_What you need to do_
Report the number of lines in the data below where the string "title" shows up, and only that number.

_Data to process_
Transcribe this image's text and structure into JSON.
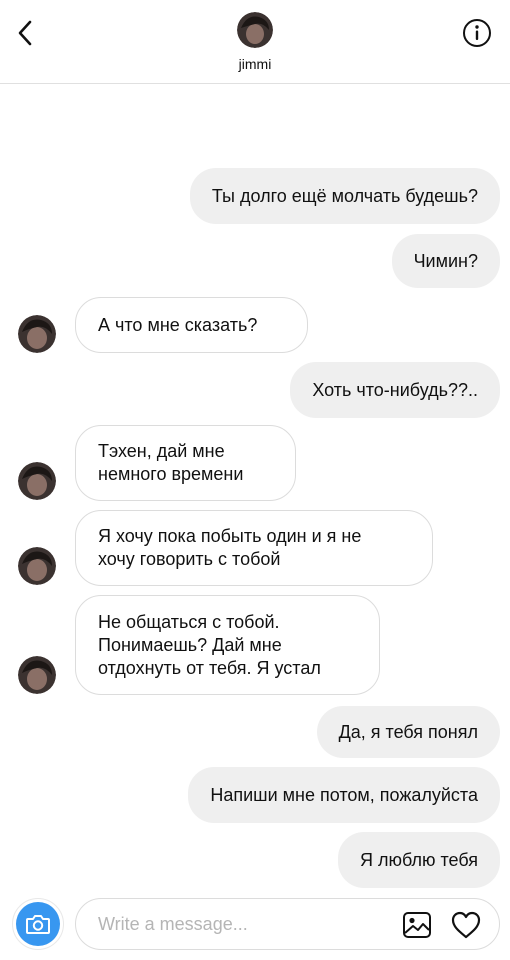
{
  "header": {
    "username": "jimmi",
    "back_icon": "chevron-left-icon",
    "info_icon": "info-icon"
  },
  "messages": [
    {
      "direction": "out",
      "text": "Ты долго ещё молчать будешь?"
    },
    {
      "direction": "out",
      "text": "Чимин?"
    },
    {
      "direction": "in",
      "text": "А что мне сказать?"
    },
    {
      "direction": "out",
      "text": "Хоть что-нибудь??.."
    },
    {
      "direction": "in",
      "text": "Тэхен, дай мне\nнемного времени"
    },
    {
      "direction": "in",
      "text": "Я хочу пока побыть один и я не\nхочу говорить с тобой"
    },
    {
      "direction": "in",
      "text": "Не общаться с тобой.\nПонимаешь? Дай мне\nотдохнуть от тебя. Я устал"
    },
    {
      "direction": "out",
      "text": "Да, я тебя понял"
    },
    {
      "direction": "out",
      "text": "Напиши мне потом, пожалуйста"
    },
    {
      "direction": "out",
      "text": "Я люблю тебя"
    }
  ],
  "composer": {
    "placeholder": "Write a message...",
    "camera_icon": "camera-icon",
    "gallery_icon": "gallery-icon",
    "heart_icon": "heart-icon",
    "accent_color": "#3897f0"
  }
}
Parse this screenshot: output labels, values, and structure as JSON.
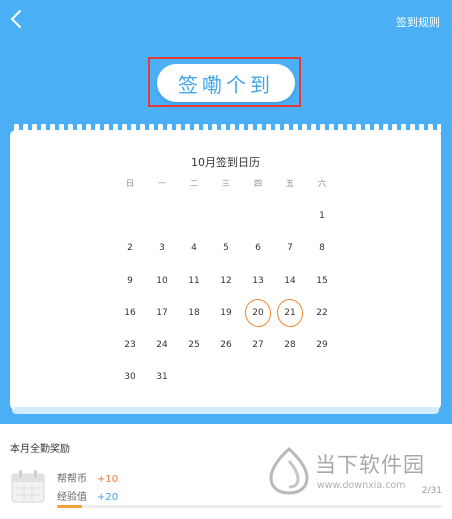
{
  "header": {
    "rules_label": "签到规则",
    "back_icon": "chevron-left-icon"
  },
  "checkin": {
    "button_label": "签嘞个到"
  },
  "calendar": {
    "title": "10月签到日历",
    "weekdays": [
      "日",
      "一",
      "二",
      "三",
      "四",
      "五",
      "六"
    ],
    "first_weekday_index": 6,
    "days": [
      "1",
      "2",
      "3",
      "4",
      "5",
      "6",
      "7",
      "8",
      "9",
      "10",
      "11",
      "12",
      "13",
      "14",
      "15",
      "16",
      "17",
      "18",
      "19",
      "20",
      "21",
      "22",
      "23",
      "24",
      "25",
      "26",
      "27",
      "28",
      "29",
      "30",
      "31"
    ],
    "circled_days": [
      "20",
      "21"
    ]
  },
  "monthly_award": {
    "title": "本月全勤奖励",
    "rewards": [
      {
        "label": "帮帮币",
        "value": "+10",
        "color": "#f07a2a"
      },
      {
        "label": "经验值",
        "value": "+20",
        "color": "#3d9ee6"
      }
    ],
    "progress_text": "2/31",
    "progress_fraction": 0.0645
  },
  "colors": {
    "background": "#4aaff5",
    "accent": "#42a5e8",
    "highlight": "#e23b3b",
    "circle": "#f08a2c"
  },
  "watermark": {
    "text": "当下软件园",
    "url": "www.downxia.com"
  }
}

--

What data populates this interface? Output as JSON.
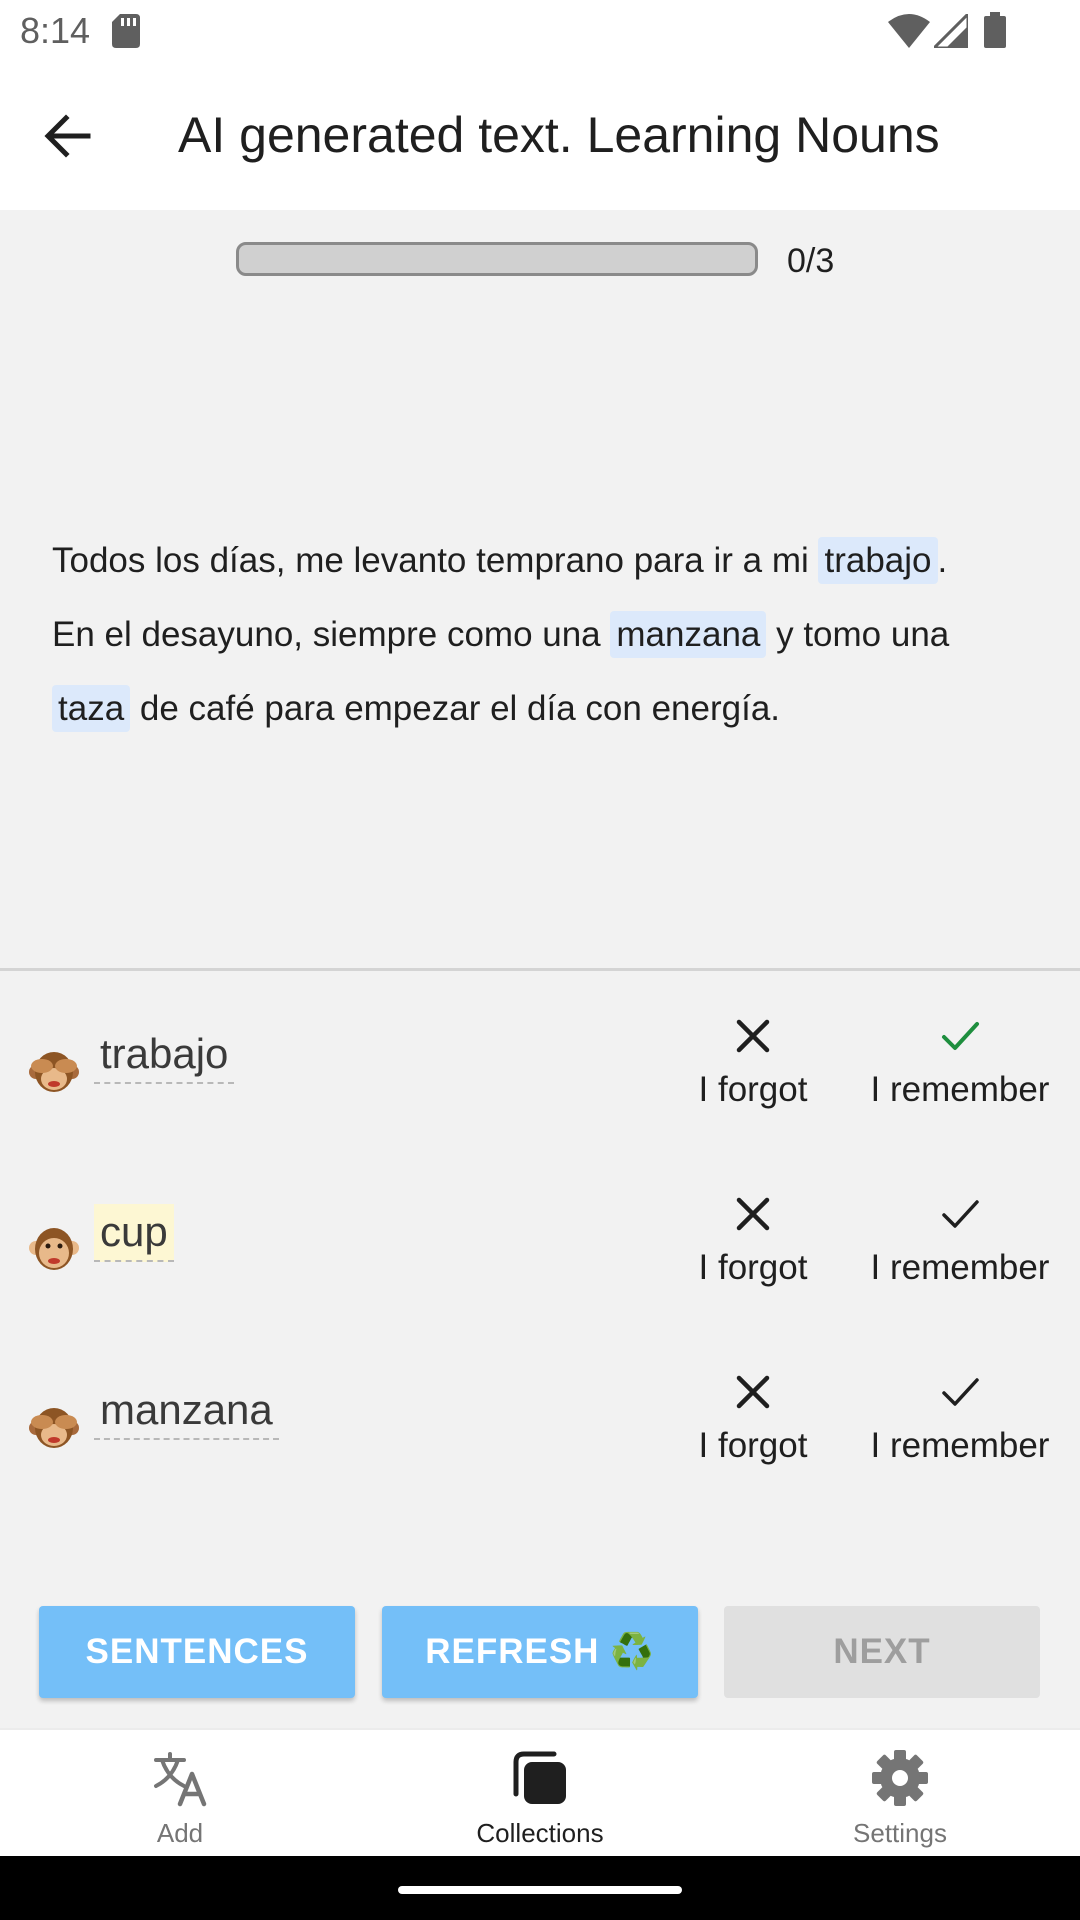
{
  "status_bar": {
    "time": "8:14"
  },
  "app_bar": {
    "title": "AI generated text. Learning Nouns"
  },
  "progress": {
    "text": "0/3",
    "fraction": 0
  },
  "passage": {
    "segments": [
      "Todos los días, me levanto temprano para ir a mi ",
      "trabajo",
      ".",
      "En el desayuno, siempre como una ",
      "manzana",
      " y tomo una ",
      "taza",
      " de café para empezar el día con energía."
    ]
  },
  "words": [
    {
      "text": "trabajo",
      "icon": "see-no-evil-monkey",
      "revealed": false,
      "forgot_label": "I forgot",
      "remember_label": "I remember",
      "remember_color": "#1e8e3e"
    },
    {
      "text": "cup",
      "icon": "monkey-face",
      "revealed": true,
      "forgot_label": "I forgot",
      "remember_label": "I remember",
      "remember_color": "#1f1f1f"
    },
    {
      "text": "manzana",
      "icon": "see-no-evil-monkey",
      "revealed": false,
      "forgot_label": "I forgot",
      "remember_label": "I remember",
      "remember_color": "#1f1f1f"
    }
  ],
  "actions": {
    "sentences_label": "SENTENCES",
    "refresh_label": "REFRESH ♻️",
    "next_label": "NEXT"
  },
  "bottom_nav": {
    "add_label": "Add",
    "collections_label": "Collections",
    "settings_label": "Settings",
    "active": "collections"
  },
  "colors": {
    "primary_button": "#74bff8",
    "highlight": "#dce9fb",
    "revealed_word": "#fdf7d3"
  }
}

_Worked solution_
3